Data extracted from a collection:
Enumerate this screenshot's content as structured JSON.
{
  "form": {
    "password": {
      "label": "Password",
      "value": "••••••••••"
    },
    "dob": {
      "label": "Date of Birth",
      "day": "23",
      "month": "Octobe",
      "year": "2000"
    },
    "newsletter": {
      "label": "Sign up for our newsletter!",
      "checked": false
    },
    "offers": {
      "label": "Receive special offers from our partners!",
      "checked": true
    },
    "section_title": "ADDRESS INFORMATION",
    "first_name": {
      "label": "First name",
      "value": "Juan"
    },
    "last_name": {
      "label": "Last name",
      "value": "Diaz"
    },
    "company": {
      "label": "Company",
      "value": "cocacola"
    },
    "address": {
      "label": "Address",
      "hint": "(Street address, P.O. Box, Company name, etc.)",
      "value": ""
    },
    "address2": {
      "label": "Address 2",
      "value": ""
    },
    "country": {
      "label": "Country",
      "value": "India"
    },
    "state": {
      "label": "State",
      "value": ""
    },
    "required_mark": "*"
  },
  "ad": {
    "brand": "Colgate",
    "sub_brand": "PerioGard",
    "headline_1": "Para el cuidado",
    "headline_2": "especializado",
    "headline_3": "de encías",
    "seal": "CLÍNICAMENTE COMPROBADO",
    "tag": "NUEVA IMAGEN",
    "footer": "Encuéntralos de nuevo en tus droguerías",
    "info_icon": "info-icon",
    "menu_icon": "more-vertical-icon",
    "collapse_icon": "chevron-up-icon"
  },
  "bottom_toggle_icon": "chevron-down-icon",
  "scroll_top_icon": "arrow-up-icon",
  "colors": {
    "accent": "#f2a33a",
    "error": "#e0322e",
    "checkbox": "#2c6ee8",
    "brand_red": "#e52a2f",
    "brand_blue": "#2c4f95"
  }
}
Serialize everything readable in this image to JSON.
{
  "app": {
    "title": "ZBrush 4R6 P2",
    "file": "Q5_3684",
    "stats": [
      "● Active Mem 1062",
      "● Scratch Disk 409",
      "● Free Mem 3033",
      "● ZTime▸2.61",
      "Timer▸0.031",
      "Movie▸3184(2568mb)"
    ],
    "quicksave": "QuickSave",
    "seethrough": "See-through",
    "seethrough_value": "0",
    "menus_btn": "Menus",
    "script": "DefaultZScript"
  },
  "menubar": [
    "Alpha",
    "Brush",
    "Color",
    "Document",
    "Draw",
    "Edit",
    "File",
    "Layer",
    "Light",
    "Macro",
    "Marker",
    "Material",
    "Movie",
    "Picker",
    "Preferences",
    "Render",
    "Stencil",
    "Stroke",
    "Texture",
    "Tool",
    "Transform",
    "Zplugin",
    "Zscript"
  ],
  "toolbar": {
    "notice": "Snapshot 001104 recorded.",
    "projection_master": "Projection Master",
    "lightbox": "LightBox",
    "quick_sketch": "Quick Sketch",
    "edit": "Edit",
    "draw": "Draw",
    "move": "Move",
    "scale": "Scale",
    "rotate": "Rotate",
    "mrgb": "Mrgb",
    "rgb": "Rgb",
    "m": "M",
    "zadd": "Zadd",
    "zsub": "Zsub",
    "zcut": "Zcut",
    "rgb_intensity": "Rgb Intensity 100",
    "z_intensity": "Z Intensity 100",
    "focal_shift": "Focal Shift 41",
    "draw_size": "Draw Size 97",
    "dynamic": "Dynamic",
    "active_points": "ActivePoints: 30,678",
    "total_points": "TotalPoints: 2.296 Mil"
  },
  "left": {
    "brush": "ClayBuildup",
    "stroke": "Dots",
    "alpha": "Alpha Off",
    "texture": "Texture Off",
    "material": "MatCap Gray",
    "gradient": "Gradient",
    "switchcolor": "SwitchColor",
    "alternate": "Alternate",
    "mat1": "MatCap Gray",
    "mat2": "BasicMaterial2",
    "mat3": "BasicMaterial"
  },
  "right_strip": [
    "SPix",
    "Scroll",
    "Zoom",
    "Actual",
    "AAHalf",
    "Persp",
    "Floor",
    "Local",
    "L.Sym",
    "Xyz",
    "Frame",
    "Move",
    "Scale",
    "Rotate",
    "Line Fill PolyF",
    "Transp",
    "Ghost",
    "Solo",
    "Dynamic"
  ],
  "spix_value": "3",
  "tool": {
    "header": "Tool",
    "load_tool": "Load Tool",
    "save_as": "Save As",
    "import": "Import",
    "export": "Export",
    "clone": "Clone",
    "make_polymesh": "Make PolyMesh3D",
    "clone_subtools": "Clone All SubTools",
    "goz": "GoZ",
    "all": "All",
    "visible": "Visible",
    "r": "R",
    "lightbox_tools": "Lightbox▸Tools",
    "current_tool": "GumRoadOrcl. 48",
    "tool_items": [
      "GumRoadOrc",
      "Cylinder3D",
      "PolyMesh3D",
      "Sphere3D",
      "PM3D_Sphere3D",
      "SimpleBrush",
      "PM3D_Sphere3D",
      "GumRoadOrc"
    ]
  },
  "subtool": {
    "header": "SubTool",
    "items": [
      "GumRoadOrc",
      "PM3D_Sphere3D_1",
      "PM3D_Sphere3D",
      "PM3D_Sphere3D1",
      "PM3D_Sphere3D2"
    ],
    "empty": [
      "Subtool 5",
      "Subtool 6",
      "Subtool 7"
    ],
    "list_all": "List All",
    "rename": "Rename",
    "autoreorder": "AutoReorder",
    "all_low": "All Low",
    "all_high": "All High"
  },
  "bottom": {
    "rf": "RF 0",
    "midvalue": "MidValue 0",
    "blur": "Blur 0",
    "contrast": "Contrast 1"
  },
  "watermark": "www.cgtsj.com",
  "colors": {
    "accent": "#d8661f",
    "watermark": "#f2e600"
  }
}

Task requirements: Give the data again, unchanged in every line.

Answer to the exercise:
Enumerate this screenshot's content as structured JSON.
{
  "form": {
    "password": {
      "label": "Password",
      "value": "••••••••••"
    },
    "dob": {
      "label": "Date of Birth",
      "day": "23",
      "month": "Octobe",
      "year": "2000"
    },
    "newsletter": {
      "label": "Sign up for our newsletter!",
      "checked": false
    },
    "offers": {
      "label": "Receive special offers from our partners!",
      "checked": true
    },
    "section_title": "ADDRESS INFORMATION",
    "first_name": {
      "label": "First name",
      "value": "Juan"
    },
    "last_name": {
      "label": "Last name",
      "value": "Diaz"
    },
    "company": {
      "label": "Company",
      "value": "cocacola"
    },
    "address": {
      "label": "Address",
      "hint": "(Street address, P.O. Box, Company name, etc.)",
      "value": ""
    },
    "address2": {
      "label": "Address 2",
      "value": ""
    },
    "country": {
      "label": "Country",
      "value": "India"
    },
    "state": {
      "label": "State",
      "value": ""
    },
    "required_mark": "*"
  },
  "ad": {
    "brand": "Colgate",
    "sub_brand": "PerioGard",
    "headline_1": "Para el cuidado",
    "headline_2": "especializado",
    "headline_3": "de encías",
    "seal": "CLÍNICAMENTE COMPROBADO",
    "tag": "NUEVA IMAGEN",
    "footer": "Encuéntralos de nuevo en tus droguerías",
    "info_icon": "info-icon",
    "menu_icon": "more-vertical-icon",
    "collapse_icon": "chevron-up-icon"
  },
  "bottom_toggle_icon": "chevron-down-icon",
  "scroll_top_icon": "arrow-up-icon",
  "colors": {
    "accent": "#f2a33a",
    "error": "#e0322e",
    "checkbox": "#2c6ee8",
    "brand_red": "#e52a2f",
    "brand_blue": "#2c4f95"
  }
}
Serialize everything readable in this image to JSON.
{
  "app": {
    "title": "ZBrush 4R6 P2",
    "file": "Q5_3684",
    "stats": [
      "● Active Mem 1062",
      "● Scratch Disk 409",
      "● Free Mem 3033",
      "● ZTime▸2.61",
      "Timer▸0.031",
      "Movie▸3184(2568mb)"
    ],
    "quicksave": "QuickSave",
    "seethrough": "See-through",
    "seethrough_value": "0",
    "menus_btn": "Menus",
    "script": "DefaultZScript"
  },
  "menubar": [
    "Alpha",
    "Brush",
    "Color",
    "Document",
    "Draw",
    "Edit",
    "File",
    "Layer",
    "Light",
    "Macro",
    "Marker",
    "Material",
    "Movie",
    "Picker",
    "Preferences",
    "Render",
    "Stencil",
    "Stroke",
    "Texture",
    "Tool",
    "Transform",
    "Zplugin",
    "Zscript"
  ],
  "toolbar": {
    "notice": "Snapshot 001104 recorded.",
    "projection_master": "Projection Master",
    "lightbox": "LightBox",
    "quick_sketch": "Quick Sketch",
    "edit": "Edit",
    "draw": "Draw",
    "move": "Move",
    "scale": "Scale",
    "rotate": "Rotate",
    "mrgb": "Mrgb",
    "rgb": "Rgb",
    "m": "M",
    "zadd": "Zadd",
    "zsub": "Zsub",
    "zcut": "Zcut",
    "rgb_intensity": "Rgb Intensity 100",
    "z_intensity": "Z Intensity 100",
    "focal_shift": "Focal Shift 41",
    "draw_size": "Draw Size 97",
    "dynamic": "Dynamic",
    "active_points": "ActivePoints: 30,678",
    "total_points": "TotalPoints: 2.296 Mil"
  },
  "left": {
    "brush": "ClayBuildup",
    "stroke": "Dots",
    "alpha": "Alpha Off",
    "texture": "Texture Off",
    "material": "MatCap Gray",
    "gradient": "Gradient",
    "switchcolor": "SwitchColor",
    "alternate": "Alternate",
    "mat1": "MatCap Gray",
    "mat2": "BasicMaterial2",
    "mat3": "BasicMaterial"
  },
  "right_strip": [
    "SPix",
    "Scroll",
    "Zoom",
    "Actual",
    "AAHalf",
    "Persp",
    "Floor",
    "Local",
    "L.Sym",
    "Xyz",
    "Frame",
    "Move",
    "Scale",
    "Rotate",
    "Line Fill PolyF",
    "Transp",
    "Ghost",
    "Solo",
    "Dynamic"
  ],
  "spix_value": "3",
  "tool": {
    "header": "Tool",
    "load_tool": "Load Tool",
    "save_as": "Save As",
    "import": "Import",
    "export": "Export",
    "clone": "Clone",
    "make_polymesh": "Make PolyMesh3D",
    "clone_subtools": "Clone All SubTools",
    "goz": "GoZ",
    "all": "All",
    "visible": "Visible",
    "r": "R",
    "lightbox_tools": "Lightbox▸Tools",
    "current_tool": "GumRoadOrcl. 48",
    "tool_items": [
      "GumRoadOrc",
      "Cylinder3D",
      "PolyMesh3D",
      "Sphere3D",
      "PM3D_Sphere3D",
      "SimpleBrush",
      "PM3D_Sphere3D",
      "GumRoadOrc"
    ]
  },
  "subtool": {
    "header": "SubTool",
    "items": [
      "GumRoadOrc",
      "PM3D_Sphere3D_1",
      "PM3D_Sphere3D",
      "PM3D_Sphere3D1",
      "PM3D_Sphere3D2"
    ],
    "empty": [
      "Subtool 5",
      "Subtool 6",
      "Subtool 7"
    ],
    "list_all": "List All",
    "rename": "Rename",
    "autoreorder": "AutoReorder",
    "all_low": "All Low",
    "all_high": "All High"
  },
  "bottom": {
    "rf": "RF 0",
    "midvalue": "MidValue 0",
    "blur": "Blur 0",
    "contrast": "Contrast 1"
  },
  "watermark": "www.cgtsj.com",
  "colors": {
    "accent": "#d8661f",
    "watermark": "#f2e600"
  }
}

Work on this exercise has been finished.